Programs aimed at improving a child’s character and social skills have almost no positive effect on the behavior and academic performance of elementary school kids, according to the National Center for Education Research.
Over 6,000 third-graders, caregivers, teachers and principals in 84 schools that had Social and Character Development (SACD) programs were studied by the National Center. Researchers found that kids in schools with SACD programs were no different than kids without them, in terms of:
- Social and emotional competence
- Academic performance
- Perceptions of school climate
The study looked at students in seven programs as the kids moved through third, fourth and fifth grades. It measured things like altruistic and problem behavior, feelings of safety, support for teachers and academic confidence.
Only 2 of 20 students showed any statistical benefits from the programs.

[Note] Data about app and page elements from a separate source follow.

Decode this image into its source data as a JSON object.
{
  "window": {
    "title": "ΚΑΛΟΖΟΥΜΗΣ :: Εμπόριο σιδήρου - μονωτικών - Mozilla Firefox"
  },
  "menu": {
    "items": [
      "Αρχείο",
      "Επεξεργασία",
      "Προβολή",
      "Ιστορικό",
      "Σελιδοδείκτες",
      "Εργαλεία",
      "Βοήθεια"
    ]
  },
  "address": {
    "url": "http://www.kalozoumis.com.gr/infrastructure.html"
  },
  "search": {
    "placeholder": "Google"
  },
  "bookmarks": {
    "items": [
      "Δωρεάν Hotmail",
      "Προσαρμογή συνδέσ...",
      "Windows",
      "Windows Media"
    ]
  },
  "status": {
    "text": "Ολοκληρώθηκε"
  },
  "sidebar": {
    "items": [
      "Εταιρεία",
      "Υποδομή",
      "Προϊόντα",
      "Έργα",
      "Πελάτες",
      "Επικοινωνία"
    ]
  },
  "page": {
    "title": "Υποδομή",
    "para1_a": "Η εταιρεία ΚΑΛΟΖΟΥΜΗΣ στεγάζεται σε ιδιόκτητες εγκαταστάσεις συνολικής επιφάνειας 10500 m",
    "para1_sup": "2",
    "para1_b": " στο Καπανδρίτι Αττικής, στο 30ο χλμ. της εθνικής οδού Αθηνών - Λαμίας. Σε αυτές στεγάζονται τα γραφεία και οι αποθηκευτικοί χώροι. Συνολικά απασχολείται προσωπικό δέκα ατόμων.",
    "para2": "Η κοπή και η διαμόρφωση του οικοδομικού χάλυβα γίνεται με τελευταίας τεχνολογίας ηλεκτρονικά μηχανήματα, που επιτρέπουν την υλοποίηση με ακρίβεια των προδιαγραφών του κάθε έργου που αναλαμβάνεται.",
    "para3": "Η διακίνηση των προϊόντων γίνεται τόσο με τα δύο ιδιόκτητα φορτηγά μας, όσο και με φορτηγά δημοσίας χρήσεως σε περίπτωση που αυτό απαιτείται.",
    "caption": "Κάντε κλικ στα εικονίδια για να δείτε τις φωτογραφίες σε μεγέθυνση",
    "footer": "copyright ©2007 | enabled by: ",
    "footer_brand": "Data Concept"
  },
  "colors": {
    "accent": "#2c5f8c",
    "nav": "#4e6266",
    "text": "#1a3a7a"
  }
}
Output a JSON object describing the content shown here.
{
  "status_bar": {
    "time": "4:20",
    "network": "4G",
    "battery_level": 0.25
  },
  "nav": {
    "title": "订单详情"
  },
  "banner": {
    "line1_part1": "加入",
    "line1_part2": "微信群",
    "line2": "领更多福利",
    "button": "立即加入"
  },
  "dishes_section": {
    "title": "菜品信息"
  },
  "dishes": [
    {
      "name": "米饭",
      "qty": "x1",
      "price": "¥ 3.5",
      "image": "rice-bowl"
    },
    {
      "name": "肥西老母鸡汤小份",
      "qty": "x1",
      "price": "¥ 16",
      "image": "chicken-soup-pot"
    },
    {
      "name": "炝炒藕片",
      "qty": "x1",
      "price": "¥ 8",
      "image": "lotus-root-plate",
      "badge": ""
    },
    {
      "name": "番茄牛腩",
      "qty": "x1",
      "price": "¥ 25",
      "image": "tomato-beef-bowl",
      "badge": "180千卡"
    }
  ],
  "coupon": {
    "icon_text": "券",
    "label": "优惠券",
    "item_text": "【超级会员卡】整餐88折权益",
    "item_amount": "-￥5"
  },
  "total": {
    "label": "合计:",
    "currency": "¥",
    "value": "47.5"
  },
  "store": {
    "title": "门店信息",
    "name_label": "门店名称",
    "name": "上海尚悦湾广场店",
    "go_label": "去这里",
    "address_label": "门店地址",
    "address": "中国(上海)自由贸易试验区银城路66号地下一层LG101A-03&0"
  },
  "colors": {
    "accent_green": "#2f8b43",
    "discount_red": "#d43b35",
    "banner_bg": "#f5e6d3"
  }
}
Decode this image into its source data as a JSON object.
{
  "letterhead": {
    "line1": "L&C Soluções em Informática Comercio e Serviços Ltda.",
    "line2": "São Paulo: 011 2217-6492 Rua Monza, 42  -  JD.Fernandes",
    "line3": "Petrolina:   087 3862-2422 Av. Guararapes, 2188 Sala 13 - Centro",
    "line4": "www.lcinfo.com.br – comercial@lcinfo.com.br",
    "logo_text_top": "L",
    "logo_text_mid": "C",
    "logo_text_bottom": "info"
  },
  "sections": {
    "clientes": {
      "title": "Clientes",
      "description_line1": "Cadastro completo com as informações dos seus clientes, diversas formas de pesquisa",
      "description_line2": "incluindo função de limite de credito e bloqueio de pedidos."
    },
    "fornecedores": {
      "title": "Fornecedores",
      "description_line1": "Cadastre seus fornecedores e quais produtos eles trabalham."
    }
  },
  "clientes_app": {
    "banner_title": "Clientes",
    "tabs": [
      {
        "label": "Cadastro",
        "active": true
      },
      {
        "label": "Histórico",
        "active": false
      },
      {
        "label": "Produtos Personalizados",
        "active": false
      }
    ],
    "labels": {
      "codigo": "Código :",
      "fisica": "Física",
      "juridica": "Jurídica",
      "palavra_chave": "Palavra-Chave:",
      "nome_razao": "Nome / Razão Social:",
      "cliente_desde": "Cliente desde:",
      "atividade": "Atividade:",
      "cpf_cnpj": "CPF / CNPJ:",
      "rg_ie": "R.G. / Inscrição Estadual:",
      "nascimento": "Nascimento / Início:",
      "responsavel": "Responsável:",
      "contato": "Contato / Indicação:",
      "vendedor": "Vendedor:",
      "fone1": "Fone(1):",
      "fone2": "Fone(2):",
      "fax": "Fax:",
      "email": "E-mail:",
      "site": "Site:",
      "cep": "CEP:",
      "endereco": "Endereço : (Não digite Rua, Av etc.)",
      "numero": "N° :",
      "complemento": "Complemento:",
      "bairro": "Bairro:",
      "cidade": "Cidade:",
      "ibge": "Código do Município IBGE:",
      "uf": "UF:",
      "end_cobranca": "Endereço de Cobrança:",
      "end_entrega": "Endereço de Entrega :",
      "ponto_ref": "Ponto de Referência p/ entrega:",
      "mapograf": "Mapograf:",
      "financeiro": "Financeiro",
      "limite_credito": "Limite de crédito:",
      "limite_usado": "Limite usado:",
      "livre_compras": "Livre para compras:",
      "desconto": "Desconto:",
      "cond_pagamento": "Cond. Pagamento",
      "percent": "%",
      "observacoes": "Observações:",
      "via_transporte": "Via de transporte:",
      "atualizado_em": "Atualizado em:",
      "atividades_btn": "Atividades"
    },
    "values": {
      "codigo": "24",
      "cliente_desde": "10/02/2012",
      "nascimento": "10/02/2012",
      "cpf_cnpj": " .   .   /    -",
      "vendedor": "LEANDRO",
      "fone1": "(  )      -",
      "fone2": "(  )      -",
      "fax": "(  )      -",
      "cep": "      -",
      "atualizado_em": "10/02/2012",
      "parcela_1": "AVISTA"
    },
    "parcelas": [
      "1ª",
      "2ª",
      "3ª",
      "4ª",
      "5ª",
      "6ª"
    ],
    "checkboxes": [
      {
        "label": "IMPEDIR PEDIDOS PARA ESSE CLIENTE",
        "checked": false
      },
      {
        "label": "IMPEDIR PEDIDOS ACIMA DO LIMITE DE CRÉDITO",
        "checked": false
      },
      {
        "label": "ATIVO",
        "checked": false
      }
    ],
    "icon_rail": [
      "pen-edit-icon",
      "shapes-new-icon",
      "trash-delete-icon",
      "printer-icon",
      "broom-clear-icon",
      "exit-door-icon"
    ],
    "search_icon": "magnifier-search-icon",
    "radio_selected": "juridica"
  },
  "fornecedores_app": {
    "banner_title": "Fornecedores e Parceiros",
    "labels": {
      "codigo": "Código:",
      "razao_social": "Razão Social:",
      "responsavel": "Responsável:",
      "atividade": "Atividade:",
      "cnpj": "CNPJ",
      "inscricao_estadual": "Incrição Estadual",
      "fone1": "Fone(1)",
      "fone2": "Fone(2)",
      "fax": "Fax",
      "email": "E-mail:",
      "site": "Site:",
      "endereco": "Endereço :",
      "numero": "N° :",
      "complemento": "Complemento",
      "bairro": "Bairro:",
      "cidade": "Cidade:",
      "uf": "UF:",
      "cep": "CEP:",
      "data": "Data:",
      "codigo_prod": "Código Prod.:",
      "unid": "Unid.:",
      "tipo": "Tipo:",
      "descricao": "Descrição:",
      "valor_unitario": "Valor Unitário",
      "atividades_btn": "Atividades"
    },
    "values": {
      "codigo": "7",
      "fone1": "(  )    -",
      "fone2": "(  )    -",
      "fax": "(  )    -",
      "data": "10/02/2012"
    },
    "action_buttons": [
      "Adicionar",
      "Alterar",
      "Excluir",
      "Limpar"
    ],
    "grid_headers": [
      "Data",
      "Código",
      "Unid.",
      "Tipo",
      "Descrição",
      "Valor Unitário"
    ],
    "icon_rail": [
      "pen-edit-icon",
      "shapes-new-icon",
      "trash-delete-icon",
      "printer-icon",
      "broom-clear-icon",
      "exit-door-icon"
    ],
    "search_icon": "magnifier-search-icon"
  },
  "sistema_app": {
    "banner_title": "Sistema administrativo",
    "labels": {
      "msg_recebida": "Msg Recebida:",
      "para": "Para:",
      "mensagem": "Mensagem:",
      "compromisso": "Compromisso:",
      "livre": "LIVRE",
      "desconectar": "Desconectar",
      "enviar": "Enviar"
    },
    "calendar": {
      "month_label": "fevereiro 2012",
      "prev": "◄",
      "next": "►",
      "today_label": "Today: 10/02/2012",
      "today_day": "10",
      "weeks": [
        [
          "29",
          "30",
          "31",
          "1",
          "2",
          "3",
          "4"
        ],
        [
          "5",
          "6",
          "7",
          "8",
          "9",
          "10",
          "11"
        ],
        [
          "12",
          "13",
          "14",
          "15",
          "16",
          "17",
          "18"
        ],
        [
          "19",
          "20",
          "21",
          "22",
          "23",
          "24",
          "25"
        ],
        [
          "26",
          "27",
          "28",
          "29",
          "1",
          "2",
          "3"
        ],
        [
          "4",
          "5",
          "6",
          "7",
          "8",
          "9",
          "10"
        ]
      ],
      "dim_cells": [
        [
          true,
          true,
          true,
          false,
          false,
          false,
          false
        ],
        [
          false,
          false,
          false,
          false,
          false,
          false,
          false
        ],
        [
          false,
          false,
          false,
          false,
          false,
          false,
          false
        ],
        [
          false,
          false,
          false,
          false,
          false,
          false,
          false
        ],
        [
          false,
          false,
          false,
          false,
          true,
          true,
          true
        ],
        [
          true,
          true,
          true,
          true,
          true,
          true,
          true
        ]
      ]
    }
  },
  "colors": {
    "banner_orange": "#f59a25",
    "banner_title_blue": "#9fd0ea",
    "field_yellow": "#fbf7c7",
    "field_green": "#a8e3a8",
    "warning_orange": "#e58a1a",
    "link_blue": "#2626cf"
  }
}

SACD programs teach children how to deal with their feelings and improve other social behaviors. The programs were started under the belief that kids who don’t develop socially will have behavior problems that interfere with successful schooling.
Click here to view the entire study.